When you involve your children in the garden, it’s amazing to see the kinds of learning experiences that can take place. When dealing with soil and plant pots, you can encourage your child to estimate. How many scoops of soil will it take to fill this plant pot? You estimate and then we will count and see. If you have plant pots of different sizes you can talk about volume and the amount of soil each one can hold. Encourage your child to put them in order form smallest to largest and vice versa. Which one weighs the most? Which one is the lightest? What if we fill two pots that are the same size with different substances? One with soil and one with wood chip. Would they weigh the same?  If you are planting up a garden bed with different varieties, there will be lots of good maths challenges involved. Measuring the bed, work out how many square metres? Plan the row sizes as well as the spacing, how many of each seed should be planted to the row? If different seeds need different spacing, how does that affect the number per row? If we have x number of seeds to start and we plant y number, how many left? These are just a few examples. Let your imagination be the limit!

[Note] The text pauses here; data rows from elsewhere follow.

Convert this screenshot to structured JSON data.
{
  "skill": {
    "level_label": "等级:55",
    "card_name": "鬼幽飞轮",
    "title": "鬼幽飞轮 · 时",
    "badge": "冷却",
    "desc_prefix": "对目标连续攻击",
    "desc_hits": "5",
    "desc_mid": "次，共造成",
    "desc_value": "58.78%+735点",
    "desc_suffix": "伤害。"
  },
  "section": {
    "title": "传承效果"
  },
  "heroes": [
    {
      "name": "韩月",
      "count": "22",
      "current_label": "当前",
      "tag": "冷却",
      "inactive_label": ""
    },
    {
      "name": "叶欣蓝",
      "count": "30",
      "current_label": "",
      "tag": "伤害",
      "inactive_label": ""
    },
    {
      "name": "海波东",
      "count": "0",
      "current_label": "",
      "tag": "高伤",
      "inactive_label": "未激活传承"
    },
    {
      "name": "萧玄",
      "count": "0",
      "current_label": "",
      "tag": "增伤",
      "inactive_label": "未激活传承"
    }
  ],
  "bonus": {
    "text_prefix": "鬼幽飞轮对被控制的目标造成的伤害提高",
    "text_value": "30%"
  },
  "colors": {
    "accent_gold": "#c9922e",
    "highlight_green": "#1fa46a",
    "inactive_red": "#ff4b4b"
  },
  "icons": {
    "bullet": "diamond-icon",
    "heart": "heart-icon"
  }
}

Another idea, which is fun and provides lots of educational opportunities is creating a mini garden with your child/ren. All you need is a pot, some soil, seeds, plants or cuttings and anything else you want to add. My children and I created a mini garden together using items we already had around the house. I was lucky enough to score a few terracotta pots that someone had left out for council pick up a few weeks ago. With this project, my aim was to think outside the box and be resourceful and creative with what we had here at home. We had an empty tomato sauce bottle, which I cut in half and also cut an archway door. We used a hot glue gun to stick paper bark on the outside of it to create a little hut. We collected sticks form the back yard and used string to tie them together to make little ladders and fences. A great activity to help build fine motor skills, as well as a sense of accomplishment from the finished product. We then cut some wood rounds and the children loved using a hand saw. We used measurement and talked about safety while doing this. We then went on a little walk, where I encouraged the children to each find one thing to add to the garden. They were getting physical activity through the walk, vitamin D from the sunshine and using their observation skills as they searched for their items. My son found an arch shape stick and my daughter found a smooth stone. Then it was time to go home and put all our hand made items along with the collected items in a pile on the table. The children helped chose the pot to use and then harvested some worm castings from the worm farm to mix with the soil to add into the pot. The children helped gather succulent cuttings form the garden and pull up some native violet runners from the grass. We were now ready to assemble the miniature garden. I let the children do it all and it was wonderful to watch their placement of objects and plants and listen to the kinds of conversations they were carrying out as they worked together. There were some minor disputes about where certain things should go, but I did not interrupt their processes as this is how children learn to navigate other people! It was amazing to watch their negotiation skills and how they explained to each other why something needed to be in a particular spot if the other one was disagreeing. In the end they put together a beautiful little garden, which they are both proud of. My children will care for the garden and help it grow, which I’m sure they will be very willing to do because they created it! Once the cuttings grow roots, they can use the garden for imaginative play. I’m certain it will provide them with their own little world. A place to play and express themselves. A little oasis where they are in control and can forget about the worries and pressures that the outside world can sometimes present.